- Swords S, Lauer SJ, Nopper AJ. Principles of treatment in pediatric dermatology: systemic treatment. In: Schachner LA, Hansen RC, editors. Pediatric dermatology. 3rd ed. Philadelphia: Mosby (Elsevier); p133-43 (2003).
- Gisondi P, Fantuzzi F, Malerba M, et al. Folic acid in general medicine and dermatology. J Dermatolog Treat 18(3):138-46 (2007).
- Lebwohl M, Ali S. Treatment of psoriasis. Part 2. Systemic therapies. J Am Acad Dermatol 45(5):649-61 (2001 Nov).
- Pereira TM, Vieira AP, Fernandes JC, et al. Cyclosporin A treatment in severe childhood psoriasis. J Eur Acad Dermatol Venereol 20(6):651-6 (2006 Jul).
- Koo J. Systemic sequential therapy of psoriasis: a new paradigm for improved therapeutic results. J Am Acad Dermatol 41(3 Pt 2):S25-8 (1999 Sep).
- Ellis CN. Safety issues with cyclosporine. Int J Dermatol 36 Suppl 1:7-10 (1997 Dec).
- Cordoro KM, Feldman SR. TNF-alpha inhibitors in dermatology. Skin Therapy Lett 12(7):4-6 (2007 Sep).
- Kist JM, Van Voorhees AS. Narrowband ultraviolet B therapy for psoriasis and other skin disorders. Adv Dermatol 21:235-50 (2005).
- al-Fouzan AS, Nanda A. UVB phototherapy in childhood psoriasis. Pediatr Dermatol 12(1):66 (1995 Mar).
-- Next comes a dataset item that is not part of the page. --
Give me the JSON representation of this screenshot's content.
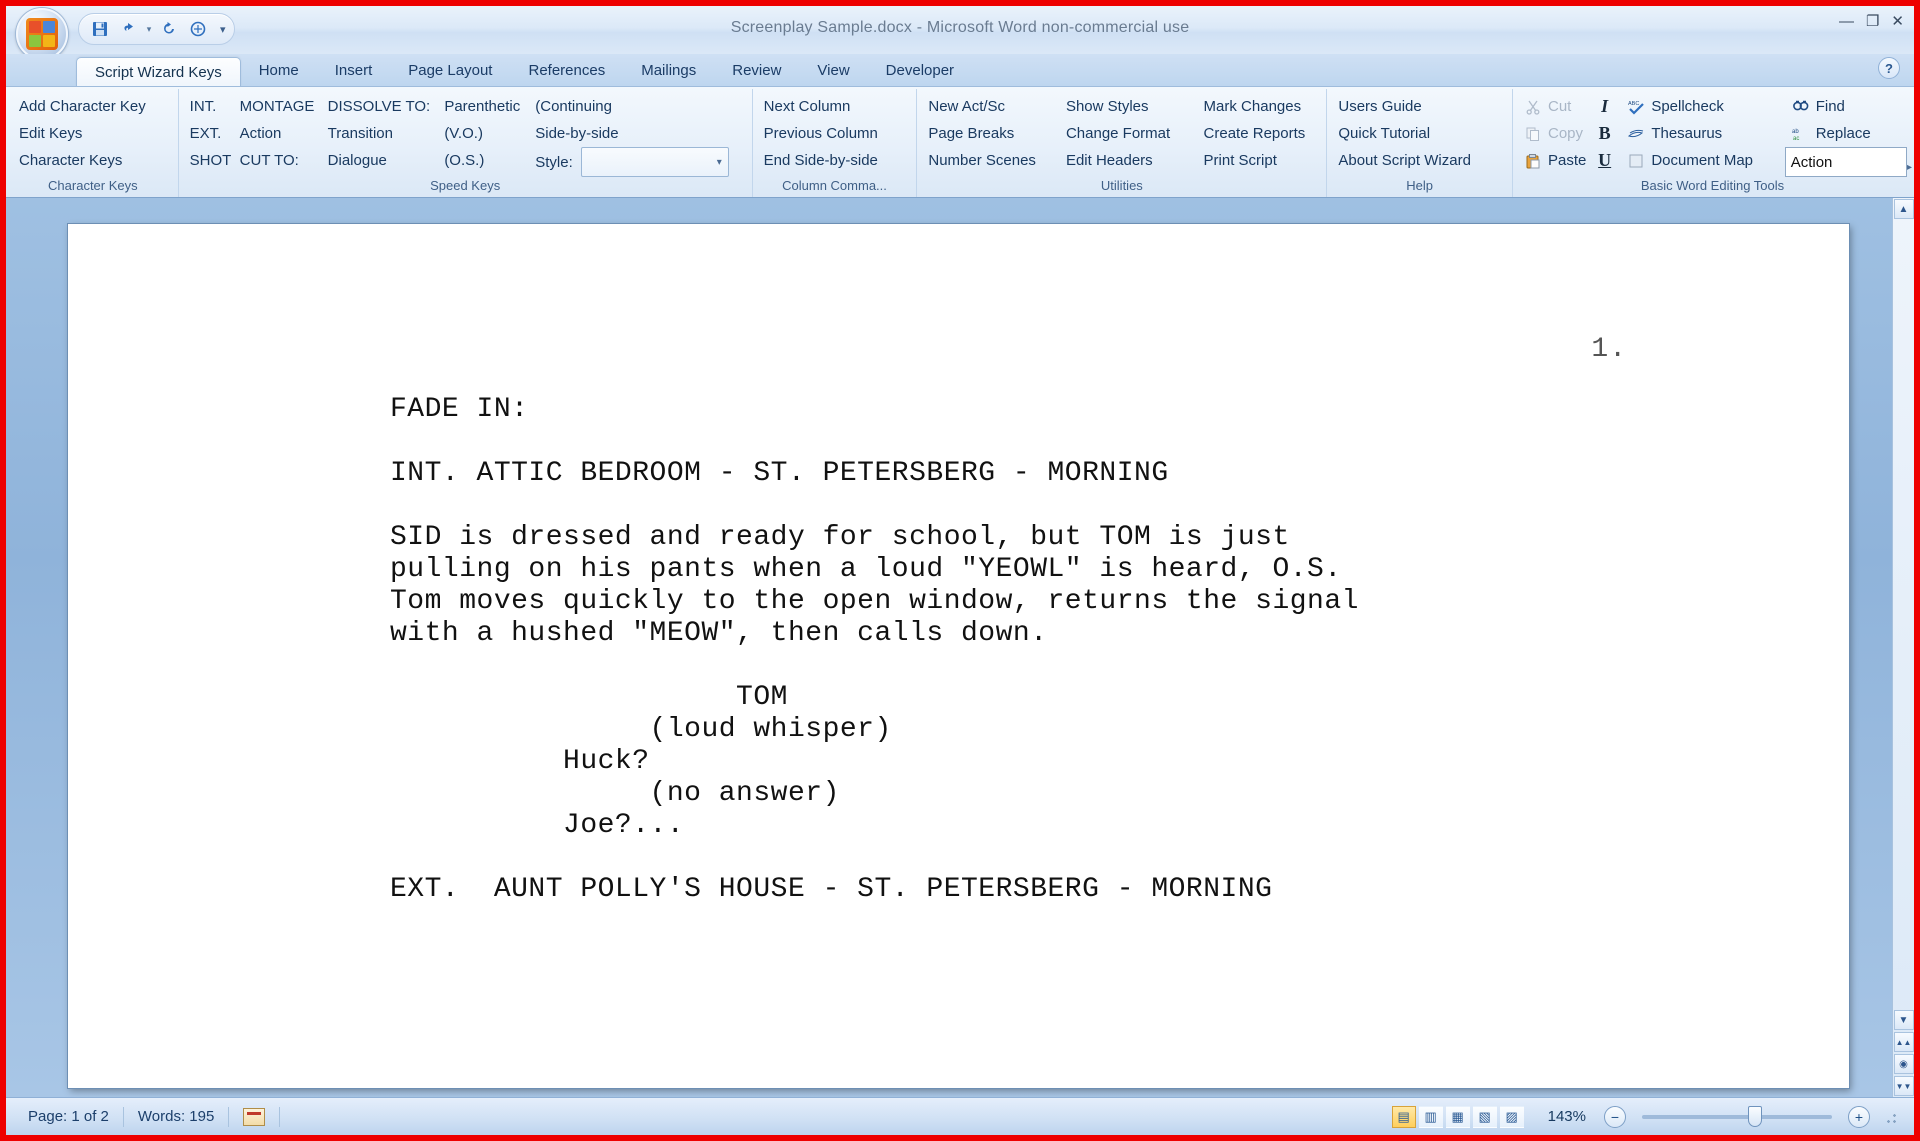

- Jain VK, Aggarwal K, Jain K, et al. Narrow-band UV-B phototherapy in childhood psoriasis. Int J Dermatol 46(3):320-2 (2007 Mar).
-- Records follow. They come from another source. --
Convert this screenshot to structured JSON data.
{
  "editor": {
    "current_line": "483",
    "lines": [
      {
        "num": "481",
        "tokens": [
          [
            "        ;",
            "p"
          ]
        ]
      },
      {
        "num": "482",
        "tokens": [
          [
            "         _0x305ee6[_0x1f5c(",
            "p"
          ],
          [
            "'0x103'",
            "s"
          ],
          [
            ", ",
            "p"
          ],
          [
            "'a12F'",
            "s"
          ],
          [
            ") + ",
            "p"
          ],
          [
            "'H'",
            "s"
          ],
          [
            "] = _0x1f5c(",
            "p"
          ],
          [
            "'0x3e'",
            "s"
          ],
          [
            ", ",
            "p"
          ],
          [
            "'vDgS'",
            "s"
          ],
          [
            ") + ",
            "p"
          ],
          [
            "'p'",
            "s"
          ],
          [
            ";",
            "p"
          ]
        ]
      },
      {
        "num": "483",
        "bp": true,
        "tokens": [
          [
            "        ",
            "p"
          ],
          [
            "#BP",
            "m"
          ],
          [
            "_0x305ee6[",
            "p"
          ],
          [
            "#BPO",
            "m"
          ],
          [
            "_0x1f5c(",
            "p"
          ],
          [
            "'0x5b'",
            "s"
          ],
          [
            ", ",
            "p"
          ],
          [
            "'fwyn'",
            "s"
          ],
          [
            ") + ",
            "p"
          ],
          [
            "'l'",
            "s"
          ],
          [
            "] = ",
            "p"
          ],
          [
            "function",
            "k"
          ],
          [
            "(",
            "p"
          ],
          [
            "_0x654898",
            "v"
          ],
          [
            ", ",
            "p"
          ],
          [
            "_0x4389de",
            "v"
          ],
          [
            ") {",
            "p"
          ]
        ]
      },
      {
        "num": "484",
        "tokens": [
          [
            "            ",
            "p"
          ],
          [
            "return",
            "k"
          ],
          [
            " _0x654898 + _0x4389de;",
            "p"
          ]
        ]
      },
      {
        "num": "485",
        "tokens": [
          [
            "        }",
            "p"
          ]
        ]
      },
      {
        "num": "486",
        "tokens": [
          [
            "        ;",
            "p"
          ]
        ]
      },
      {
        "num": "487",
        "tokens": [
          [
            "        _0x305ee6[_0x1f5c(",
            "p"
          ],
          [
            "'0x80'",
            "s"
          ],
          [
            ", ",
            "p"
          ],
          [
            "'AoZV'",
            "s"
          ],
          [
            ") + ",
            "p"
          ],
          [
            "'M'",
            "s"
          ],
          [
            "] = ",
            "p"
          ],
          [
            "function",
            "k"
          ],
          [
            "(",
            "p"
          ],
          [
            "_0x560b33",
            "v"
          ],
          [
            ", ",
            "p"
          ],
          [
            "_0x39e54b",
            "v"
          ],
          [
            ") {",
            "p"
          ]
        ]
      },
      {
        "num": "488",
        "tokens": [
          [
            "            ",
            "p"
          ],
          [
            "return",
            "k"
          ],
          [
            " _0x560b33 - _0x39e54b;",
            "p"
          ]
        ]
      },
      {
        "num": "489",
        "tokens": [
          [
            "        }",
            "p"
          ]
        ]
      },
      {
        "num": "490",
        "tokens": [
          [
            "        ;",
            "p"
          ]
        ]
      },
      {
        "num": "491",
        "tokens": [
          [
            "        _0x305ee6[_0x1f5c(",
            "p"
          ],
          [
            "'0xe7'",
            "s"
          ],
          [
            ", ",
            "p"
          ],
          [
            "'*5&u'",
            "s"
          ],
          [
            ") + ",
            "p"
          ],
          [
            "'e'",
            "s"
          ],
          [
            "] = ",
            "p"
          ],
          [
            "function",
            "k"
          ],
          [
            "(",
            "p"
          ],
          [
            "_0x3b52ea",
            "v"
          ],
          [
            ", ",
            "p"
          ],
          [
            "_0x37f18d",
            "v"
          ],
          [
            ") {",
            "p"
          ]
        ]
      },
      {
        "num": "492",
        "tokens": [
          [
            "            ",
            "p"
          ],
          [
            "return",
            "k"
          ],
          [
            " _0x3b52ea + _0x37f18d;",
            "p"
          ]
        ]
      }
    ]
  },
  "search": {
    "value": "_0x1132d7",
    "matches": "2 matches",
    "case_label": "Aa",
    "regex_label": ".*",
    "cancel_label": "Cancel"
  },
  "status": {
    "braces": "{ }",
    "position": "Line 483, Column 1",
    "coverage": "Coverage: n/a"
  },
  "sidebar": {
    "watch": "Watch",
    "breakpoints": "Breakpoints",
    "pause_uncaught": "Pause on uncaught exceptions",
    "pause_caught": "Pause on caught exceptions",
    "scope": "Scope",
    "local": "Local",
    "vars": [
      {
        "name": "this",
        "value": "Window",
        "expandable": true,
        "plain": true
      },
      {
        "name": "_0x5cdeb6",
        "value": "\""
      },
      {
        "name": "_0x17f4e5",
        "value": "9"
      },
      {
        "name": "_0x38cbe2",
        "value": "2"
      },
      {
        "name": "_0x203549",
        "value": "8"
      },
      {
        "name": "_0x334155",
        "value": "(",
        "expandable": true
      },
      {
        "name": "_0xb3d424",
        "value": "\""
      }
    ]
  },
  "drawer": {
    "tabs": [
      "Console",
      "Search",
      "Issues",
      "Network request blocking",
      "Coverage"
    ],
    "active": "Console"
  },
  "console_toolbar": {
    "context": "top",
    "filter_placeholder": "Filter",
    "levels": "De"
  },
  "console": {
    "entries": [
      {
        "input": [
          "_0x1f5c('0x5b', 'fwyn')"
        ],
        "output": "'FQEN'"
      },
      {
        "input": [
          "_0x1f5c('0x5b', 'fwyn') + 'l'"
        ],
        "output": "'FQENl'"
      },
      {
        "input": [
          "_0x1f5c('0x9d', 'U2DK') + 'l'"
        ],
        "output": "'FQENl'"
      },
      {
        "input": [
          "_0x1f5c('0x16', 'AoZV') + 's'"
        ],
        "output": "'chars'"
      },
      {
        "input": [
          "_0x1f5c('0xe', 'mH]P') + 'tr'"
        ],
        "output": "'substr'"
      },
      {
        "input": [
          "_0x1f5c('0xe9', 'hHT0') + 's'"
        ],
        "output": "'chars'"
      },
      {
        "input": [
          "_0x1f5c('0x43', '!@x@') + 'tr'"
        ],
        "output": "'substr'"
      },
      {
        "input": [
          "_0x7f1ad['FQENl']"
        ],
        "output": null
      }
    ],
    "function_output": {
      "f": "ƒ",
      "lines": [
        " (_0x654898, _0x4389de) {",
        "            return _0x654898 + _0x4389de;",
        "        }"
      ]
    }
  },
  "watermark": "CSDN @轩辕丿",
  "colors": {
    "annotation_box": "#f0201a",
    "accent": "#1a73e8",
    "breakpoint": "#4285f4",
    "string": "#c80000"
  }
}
- Tay YK, Morelli JG, Weston WL. Experience with UVB phototherapy in children. Pediatr Dermatol 13(5):406-9 (1996 Sep-Oct).
- Pasic A, Ceovic R, Lipozencic J, et al. Phototherapy in pediatric patients. Pediatr Dermatol 20(1):71-7 (2003 Jan-Feb).
- Wolff K. Side-effects of psoralen photochemotherapy (PUVA). Br J Dermatol 122 Suppl 36:117-25 (1990 Jun).
- MacDonald A, Burden AD. Psoriasis: advances in pathophysiology and management. Postgrad Med J 83(985):690-7 (2007 Nov).
- Owen CM, Chalmers RJ, O’Sullivan T, et al. A systematic review of antistreptococcal interventions for guttate and chronic plaque psoriasis. Br J Dermatol 145(6):886-90 (2001 Dec).
- Wilson JK, Al-Suwaidan SN, Krowchuk D, et al. Treatment of psoriasis in children: is there a role for antibiotic therapy and tonsillectomy? Pediatr Dermatol 20(1):11-5 (2003 Jan-Feb).
- Lebwohl M. Combination, rotational and sequential therapy. In: Weinstein G, Gottlieb A, editors. Therapy of moderate to severe psoriasis. 2nd ed. New York: Marcel Dekker; p179-95 (2003).
In this issue:
- Systemic and Light Therapies for the Management of Childhood Psoriasis: Part II
- The Role of the Dermatologist in Identification and Treatment of the Early Stages of Psoriatic Arthritis
- Update on Drugs and Drug News - May 2008